Teja Voruganti, MD, PhD
“There has been a great deal of excitement in the cancer community regarding the potential of immune checkpoint inhibitors to improve survival in patients with lung cancer,” said Teja Voruganti, MD, PhD, first author of the study. “The initial clinical trials that led to [U.S. Food and Drug Administration (FDA)] approval for these treatments suggested impressive benefits. Now that these medications have been used in clinical practice for several years, it is critical to assess the survival benefits for patients in routine clinical practice, outside of the clinical trial setting.”
Building on Prior Work
Earlier studies by senior author Cary Gross, MD, Professor of Medicine and of Epidemiology at Yale, and his team demonstrated that patients enrolled in initial clinical trials that led to FDA approval of immune checkpoint inhibitors are often younger and healthier than patients with cancer in real-world clinical practice.
Cary Gross, MD
“It is unclear whether the substantial benefits we see in premarketing trials of cancer therapies in fact bear out when the treatments are used in everyday practice,” Dr. Gross said. “That’s what patients care about—they’re not just asking, ‘What did the initial study show?’ They want to know, ‘What happens when people like me take this treatment?’”
Differing Survival Outcomes

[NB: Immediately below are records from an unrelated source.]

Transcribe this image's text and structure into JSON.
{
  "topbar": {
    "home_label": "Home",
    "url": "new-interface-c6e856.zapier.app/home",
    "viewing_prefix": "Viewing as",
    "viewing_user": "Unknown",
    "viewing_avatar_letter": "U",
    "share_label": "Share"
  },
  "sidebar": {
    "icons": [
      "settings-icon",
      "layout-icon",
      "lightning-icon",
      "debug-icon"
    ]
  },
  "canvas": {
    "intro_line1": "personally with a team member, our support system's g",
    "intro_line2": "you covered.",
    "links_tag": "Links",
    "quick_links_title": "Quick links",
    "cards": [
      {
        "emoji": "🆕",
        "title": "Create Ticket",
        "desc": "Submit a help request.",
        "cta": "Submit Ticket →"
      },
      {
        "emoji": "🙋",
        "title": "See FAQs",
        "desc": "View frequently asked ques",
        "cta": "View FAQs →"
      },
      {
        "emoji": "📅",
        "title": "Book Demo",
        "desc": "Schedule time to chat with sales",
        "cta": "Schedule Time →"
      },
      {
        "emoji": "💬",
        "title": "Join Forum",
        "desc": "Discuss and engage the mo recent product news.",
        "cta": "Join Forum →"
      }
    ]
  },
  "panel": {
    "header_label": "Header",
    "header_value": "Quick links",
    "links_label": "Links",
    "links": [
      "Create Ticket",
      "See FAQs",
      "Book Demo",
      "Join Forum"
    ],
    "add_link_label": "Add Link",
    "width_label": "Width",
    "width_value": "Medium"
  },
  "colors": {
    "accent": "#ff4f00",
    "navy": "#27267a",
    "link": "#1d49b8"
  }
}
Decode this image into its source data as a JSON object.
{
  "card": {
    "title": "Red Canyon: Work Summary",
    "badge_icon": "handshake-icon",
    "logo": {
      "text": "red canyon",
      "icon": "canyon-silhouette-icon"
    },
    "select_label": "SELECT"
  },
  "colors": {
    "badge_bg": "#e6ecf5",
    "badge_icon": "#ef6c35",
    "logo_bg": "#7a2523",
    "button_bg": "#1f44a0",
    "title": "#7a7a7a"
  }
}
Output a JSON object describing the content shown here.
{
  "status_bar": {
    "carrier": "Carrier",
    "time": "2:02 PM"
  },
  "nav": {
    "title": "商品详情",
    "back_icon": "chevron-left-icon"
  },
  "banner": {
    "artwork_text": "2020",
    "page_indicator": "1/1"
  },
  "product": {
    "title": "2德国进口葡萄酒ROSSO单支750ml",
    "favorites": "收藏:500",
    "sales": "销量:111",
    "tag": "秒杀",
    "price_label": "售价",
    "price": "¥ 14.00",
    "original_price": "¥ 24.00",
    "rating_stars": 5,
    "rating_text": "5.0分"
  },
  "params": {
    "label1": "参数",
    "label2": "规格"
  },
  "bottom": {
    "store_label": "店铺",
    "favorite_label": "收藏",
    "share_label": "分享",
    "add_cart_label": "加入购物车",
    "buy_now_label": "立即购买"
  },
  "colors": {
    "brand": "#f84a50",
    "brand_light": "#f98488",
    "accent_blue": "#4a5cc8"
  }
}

For the new study, the authors analyzed a large database of patients with advanced-stage lung cancer who were diagnosed from 2011 through 2019. They found that by the end of the study period, there was no difference in the use of immune checkpoint inhibitors between patients aged 55 and younger and those aged 75 and older; fewer than half of the patients in each group were receiving immune checkpoint inhibitors. However, the effect on survival outcomes differed dramatically; after immune checkpoint inhibitors were approved in 2015, survival increased from 11.5 months to 16 months among younger patients in 2019. In older patients, however, the median survival increased from 9.1 months to 10.2 months over the same period. This is below the 2- to 3-month threshold for clinical benefit that ASCO has defined as a clinically meaningful survival improvement for lung cancer.
“The use of immune checkpoint inhibitors has been touted as a ‘game changer’ in the treatment of lung cancer, but our findings show that the impact on older adults may not actually be clinically meaningful,” Dr. Gross added. “This is a wake-up call for patients, researchers, and policymakers: We need to determine which cancer treatments are effective in older patients, rather than relying on assumptions. These are life and death questions—we need evidence.”
Disclosure: Dr. Voruganti reported no conflicts of interest. Dr. Gross has received grants from Johnson & Johnson and AstraZeneca. For full disclosure information for the study authors, visit jamanetwork.com.
1. Voruganti T, Soulos PR, Mamtani R, et al: Association between age and survival trends in advanced non-small cell lung cancer after adoption of immunotherapy. JAMA. January 26, 2023 (early release online).